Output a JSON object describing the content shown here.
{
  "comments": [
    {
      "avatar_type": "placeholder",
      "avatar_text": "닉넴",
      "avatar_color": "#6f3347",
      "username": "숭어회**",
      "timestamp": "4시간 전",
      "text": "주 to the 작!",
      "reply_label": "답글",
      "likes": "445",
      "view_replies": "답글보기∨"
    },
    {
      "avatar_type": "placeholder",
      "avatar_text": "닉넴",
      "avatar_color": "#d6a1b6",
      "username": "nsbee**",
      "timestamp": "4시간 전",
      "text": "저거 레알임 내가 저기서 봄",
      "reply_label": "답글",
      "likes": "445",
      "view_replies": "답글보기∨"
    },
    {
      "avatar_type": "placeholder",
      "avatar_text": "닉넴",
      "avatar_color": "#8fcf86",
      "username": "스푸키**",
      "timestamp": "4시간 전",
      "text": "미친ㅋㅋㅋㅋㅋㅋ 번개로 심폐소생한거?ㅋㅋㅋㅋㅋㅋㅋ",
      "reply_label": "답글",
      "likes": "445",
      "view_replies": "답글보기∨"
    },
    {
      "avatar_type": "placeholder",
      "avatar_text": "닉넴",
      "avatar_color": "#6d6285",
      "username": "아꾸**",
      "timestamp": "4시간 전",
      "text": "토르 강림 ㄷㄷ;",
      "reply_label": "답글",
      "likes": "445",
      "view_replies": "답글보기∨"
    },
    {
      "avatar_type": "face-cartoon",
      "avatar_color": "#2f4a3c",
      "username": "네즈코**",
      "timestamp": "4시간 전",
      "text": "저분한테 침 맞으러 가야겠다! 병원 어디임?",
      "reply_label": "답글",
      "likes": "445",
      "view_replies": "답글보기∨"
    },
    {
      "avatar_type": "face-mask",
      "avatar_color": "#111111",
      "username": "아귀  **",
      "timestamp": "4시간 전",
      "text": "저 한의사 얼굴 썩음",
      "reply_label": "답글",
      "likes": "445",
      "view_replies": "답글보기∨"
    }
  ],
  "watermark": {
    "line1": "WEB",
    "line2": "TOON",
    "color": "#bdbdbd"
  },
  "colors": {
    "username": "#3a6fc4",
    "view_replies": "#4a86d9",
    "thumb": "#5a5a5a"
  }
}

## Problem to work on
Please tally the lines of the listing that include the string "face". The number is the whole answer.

## Exercise output
2